After the spring emergence, the bounty of flowers takes off


Getting to Know the Natives In Your Backyard, A Month at a Time

The majority of the plants, trees and shrubs around Flutter By Meadows are native. However, we did leave some plants in the beds that were here when we bought the house. Mostly because they provide good ground cover, or because they fit the space and were not invasive. As such, we have a few hostas sprinkled about and some lovely tulips. And the deer love those hostas. But they don’t eat everything in sight. And thank heavens for that. They sample, and taste things for sure. They often walk through our meadow…but their isn’t much in there that they like. But we have yet to have an entire native planting be wrecked by a deer.
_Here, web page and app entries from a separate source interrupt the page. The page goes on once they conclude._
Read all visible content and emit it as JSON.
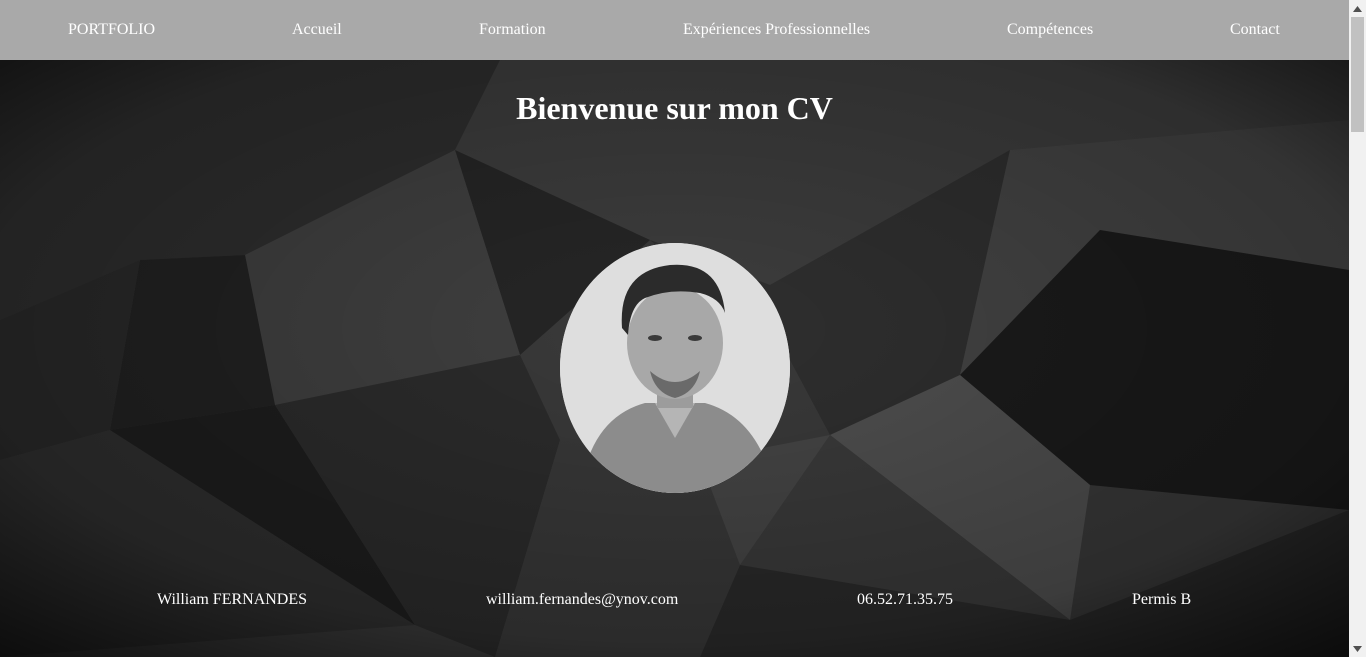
{
  "nav": {
    "brand": "PORTFOLIO",
    "items": [
      {
        "label": "Accueil"
      },
      {
        "label": "Formation"
      },
      {
        "label": "Expériences Professionnelles"
      },
      {
        "label": "Compétences"
      },
      {
        "label": "Contact"
      }
    ]
  },
  "hero": {
    "title": "Bienvenue sur mon CV"
  },
  "contact": {
    "name": "William FERNANDES",
    "email": "william.fernandes@ynov.com",
    "phone": "06.52.71.35.75",
    "license": "Permis B"
  },
  "colors": {
    "navbar_bg": "#a9a9a9",
    "text": "#ffffff",
    "background": "#1a1a1a"
  },
  "icons": {
    "profile_photo": "avatar-photo",
    "scroll_up": "caret-up-icon",
    "scroll_down": "caret-down-icon"
  }
}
But just about every year, they do wreck the hostas. It’s a battle.

Deer Browse Damage on Non-Native Plants

While they eat the hostas, they leave the surrounding native plants alone! How about that! You can see in the picture here, the heavily browsed hostas. Yet, note that the alum root or Heuchera villosa ‘Autumn Bride’ and the Foam Flower (Tiarella cordifolia), and the Black Cohosh (Actaea racemosa) are left undisturbed. At some point we will probably rip out the hostas, and let the foam flower spread as ground cover to their heart’s delight.

Yet another nod to the beauty of native plants!
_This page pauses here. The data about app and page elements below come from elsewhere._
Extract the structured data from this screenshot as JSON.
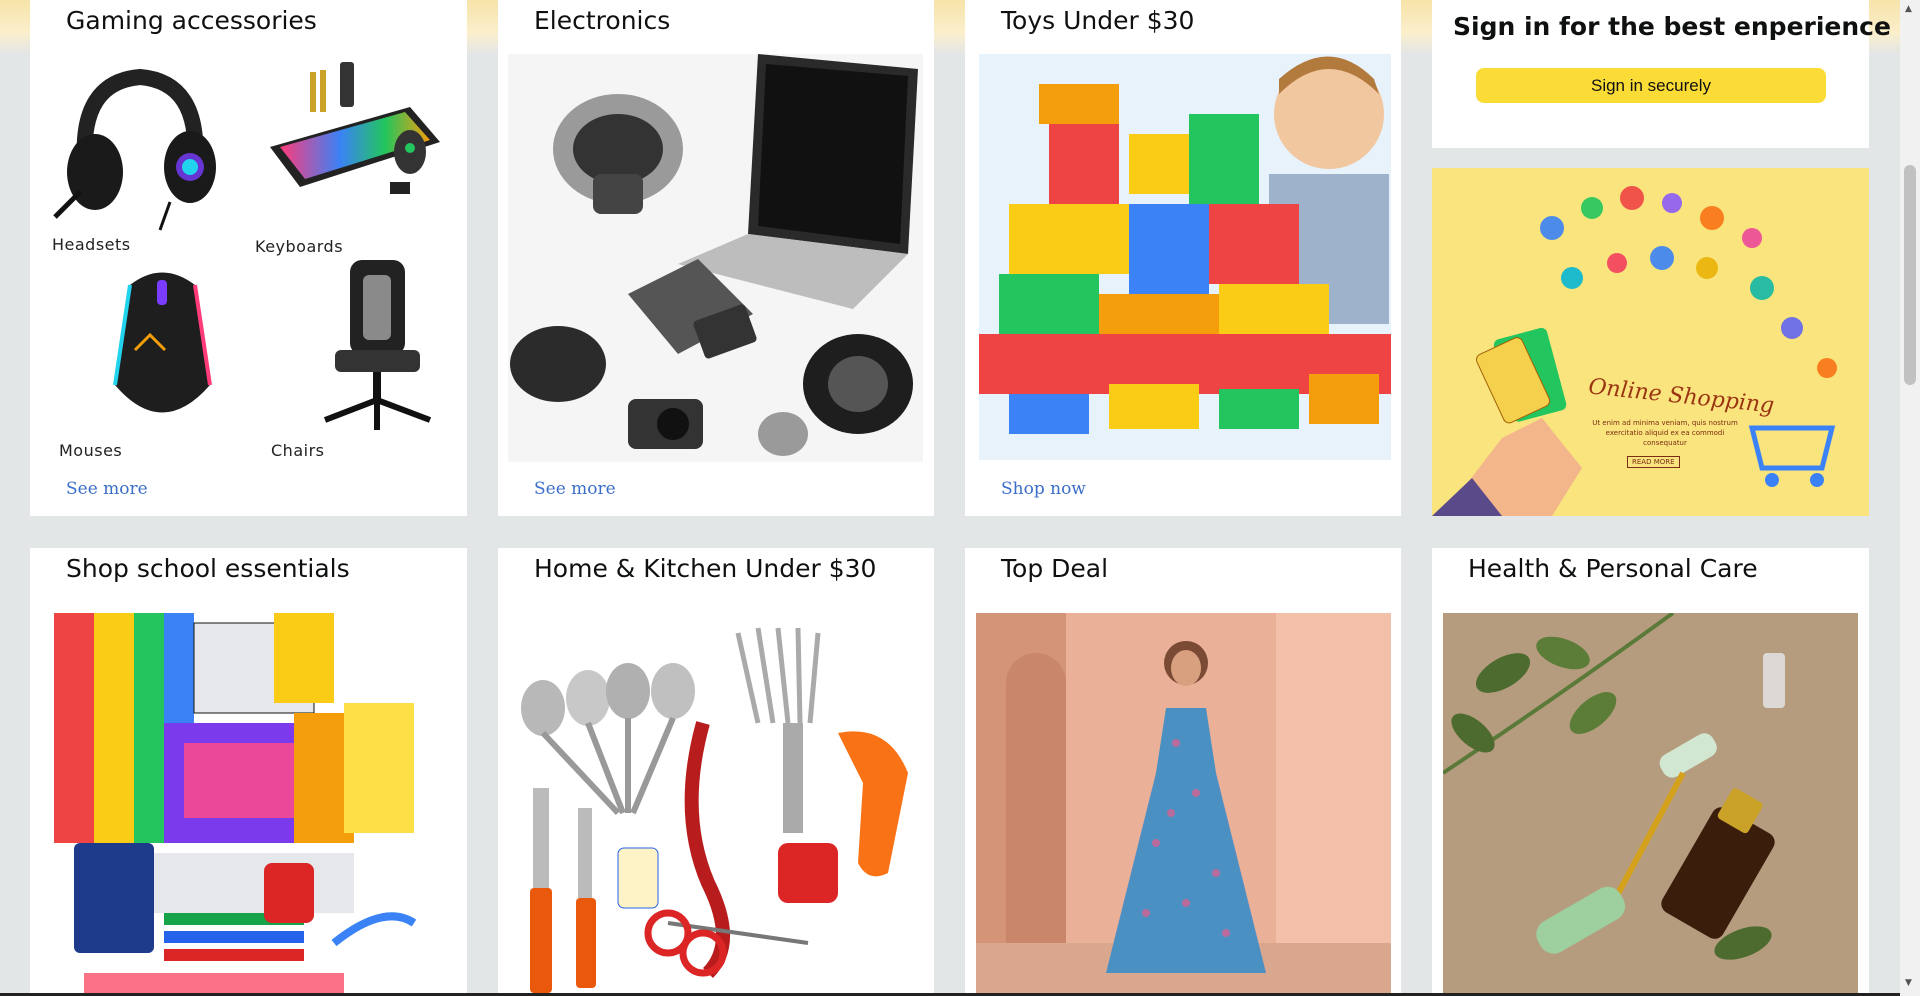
{
  "cards": {
    "gaming": {
      "title": "Gaming accessories",
      "items": [
        "Headsets",
        "Keyboards",
        "Mouses",
        "Chairs"
      ],
      "link": "See more"
    },
    "electronics": {
      "title": "Electronics",
      "link": "See more"
    },
    "toys": {
      "title": "Toys Under $30",
      "link": "Shop now"
    },
    "school": {
      "title": "Shop school essentials"
    },
    "kitchen": {
      "title": "Home & Kitchen Under $30"
    },
    "deal": {
      "title": "Top Deal"
    },
    "health": {
      "title": "Health & Personal Care"
    }
  },
  "signin": {
    "title": "Sign in for the best enperience",
    "button": "Sign in securely"
  },
  "ad_banner": {
    "headline": "Online Shopping",
    "body": "Ut enim ad minima veniam, quis nostrum exercitatio aliquid ex ea commodi consequatur",
    "cta": "READ MORE"
  },
  "colors": {
    "accent_button": "#fbdb36",
    "link": "#3b6ec8",
    "page_bg": "#e3e6e6"
  }
}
I almost didn’t have enough space for all the plants that are soon to bloom right now. There are buds everywhere getting ready to burst. And hooray for that too, because soon enough the swallowtails and monarchs will be milling around in the heat of the day.

“In June, as many as a dozen species may burst their buds on a single day.  No man can heed all of these anniversaries; no man can ignore all of them.”  
–  Aldo Leopold

Gray Catbird

There is also of course a ton of bird activity happening too as tiny beaks are starving for attention and hoping for a free meal. At Flutter By Meadows, June is the time of year we see the Cedar Waxwings and the Gray Catbirds vying for berries. The delicious ripe berry of the serviceberry tree in our front yard is like a bird buffet, or better yet, a drive-through with Apple Pay or E-ZPass.

It is lovely small tree that provides delicate white flowers in the spring, berries in early summer for the gregarious Cedar Waxwings and stunning red foliage in the fall. There are several varieties of the tree, and almost as many common names, but the variety we planted is the Amelanchier canadensis. They are a favorite for Mockingbirds and Robins as well.

Cedar Waxwings


Serviceberries are delicious for the birds!


Cedar Waxwing Grabbing a Berry

The other thing we love about this delightful tree is that it is the host plant for the Red-Spotted Purple butterfly as well. A favorite of mine for sure, their colors are just beautiful.

Red-Spotted Purple butterfly

Other flowers that are getting ready to fully pop (if they haven’t already) include:

Sweet Bay Magnolia (Magnolia virginiana)
Butterfly Weed (Asclepias tuberosa)
Oak Leaf Hydrangea (Hydrangea quercifolia ‘Alice’)
Elderberry (Sambucus canadensis)


Thanks for reading, and see you in July on the next installment of Soon To Bloom! We will be here…and so will the Cedar Waxwings. Chances are, you often hear them before you see them. To me, their chatter sounds like a bunch of dolphin trainers all blowing their reward whistles all at the same time, after a command had been perfectly performed. See if you can hear their high pitched whistles. Click on the picture below to hear their sounds courtesy of the Macaulay Library and the Cornell Lab of Ornithology.

Listen for their “bzee” whistles!